Compassion literally means “to suffer with.” It is the quivering of the heart in response to pain. But before we can experience deep compassion for the pain of the earth or humankind or every living species, we must first open to our own suffering. When we feel our suffering with an open heart, we slowly learn to be less afraid of it and we gain an opportunity to heal. The more we can open to the anguish in our own hearts, the less afraid we will be to feel the pain of the world. The two are not separate. By engaging in this process, we become what the Tibetan teacher Chogyam Trungpa calls a “courageous warrior. If you search for the awakened heart- there is nothing but tenderness. And if you open your eyes to the rest of the world you feel tremendous sadness. It occurs because your heart is completely exposed. It is this tender heart of a warrior that has the power to the heal the world.” In the face of such human and ecological suffering, how do we keep coming back to openness and compassion? One of our best strategies is to foster in ourselves the quality of equanimity. We need a composed wisdom that does not resist the truth of the moment no matter how painful it is. ~Mark Coleman
when all is well, we remember…..holding on to this perfect moment then invites us to live well, to honor boundaries, and to hug tightly…..
When we feel separate and alone, we long to be held like a child in the compassionate heart of an all-loving mother, a merciful and accepting father. At these times we can reach out and offer our brokenness to this healing embrace. As Rilke puts it:
“I yearn to be held
In the great hands of your heart-
Oh let them take me now.
Into them I place these fragments, my life-”
When we feel held by a caring presence, by something larger than our small frightened self, we begin to find room in our own heart for the fragments of our life, and for the lives of others. The suffering that might have seemed too much can awaken us to the sweetness of compassion. ~Tara Brach
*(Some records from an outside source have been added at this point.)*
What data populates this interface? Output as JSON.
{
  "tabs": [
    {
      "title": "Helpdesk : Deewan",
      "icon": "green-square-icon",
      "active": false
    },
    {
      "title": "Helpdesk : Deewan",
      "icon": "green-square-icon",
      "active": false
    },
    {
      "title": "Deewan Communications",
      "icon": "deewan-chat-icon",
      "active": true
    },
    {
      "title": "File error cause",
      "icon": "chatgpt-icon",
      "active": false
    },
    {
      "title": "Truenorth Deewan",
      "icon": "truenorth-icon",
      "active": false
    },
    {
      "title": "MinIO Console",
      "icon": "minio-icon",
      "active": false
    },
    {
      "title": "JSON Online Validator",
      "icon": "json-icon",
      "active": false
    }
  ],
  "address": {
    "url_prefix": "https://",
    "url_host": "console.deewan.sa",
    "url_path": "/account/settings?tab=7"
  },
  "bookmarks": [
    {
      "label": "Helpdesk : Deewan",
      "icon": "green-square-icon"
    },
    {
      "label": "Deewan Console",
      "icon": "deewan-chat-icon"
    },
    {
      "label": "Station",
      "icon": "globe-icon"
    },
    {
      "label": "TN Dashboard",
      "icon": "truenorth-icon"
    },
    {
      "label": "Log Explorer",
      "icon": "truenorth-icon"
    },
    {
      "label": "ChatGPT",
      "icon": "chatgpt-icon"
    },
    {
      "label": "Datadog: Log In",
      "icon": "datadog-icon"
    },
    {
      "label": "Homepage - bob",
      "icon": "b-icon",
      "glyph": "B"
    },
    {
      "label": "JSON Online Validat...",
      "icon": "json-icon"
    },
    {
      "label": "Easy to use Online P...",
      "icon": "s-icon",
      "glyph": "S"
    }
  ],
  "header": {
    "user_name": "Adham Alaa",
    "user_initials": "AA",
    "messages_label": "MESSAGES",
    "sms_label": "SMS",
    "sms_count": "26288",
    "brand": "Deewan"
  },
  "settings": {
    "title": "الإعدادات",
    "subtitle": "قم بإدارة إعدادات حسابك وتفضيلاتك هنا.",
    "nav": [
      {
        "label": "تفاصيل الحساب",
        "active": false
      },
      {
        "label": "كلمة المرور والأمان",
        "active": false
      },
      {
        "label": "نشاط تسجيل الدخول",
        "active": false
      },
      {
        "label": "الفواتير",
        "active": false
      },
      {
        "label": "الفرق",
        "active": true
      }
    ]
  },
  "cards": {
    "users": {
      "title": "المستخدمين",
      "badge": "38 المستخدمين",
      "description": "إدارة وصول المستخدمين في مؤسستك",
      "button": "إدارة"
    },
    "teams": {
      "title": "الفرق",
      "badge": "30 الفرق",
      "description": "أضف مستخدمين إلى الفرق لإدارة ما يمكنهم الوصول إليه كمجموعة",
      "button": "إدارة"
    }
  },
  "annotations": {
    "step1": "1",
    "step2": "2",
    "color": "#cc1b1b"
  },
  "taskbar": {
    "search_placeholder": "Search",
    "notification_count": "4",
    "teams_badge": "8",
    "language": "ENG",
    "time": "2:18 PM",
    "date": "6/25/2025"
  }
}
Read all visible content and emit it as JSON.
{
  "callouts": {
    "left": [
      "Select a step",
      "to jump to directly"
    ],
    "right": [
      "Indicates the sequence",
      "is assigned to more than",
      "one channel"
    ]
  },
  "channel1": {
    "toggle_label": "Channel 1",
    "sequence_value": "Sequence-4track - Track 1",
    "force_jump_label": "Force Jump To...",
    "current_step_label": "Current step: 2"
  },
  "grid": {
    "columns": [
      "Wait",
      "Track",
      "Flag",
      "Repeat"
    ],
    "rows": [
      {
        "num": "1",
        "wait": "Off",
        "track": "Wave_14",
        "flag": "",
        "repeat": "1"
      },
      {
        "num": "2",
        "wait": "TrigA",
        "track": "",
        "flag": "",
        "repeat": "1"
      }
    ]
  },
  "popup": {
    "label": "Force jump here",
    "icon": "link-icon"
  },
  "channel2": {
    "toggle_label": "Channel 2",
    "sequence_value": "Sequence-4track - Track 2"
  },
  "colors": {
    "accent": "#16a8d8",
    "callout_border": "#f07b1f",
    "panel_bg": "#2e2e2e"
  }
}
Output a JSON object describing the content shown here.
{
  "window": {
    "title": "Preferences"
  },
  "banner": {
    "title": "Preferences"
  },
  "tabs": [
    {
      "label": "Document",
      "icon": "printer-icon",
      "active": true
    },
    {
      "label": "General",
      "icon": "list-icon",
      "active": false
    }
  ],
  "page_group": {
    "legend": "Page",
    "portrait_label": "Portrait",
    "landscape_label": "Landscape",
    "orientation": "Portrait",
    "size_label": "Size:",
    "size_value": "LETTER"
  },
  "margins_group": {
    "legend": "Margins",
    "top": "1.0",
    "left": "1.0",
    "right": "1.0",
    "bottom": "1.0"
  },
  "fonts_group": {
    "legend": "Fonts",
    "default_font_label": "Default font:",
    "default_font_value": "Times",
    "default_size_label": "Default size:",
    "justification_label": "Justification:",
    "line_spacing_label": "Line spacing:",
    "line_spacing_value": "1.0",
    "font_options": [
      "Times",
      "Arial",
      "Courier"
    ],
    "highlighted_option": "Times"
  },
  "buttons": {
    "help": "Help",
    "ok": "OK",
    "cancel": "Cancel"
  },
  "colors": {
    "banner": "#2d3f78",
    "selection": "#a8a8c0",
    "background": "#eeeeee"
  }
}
I am larger and better than I thought.
I did not think I held so much goodness.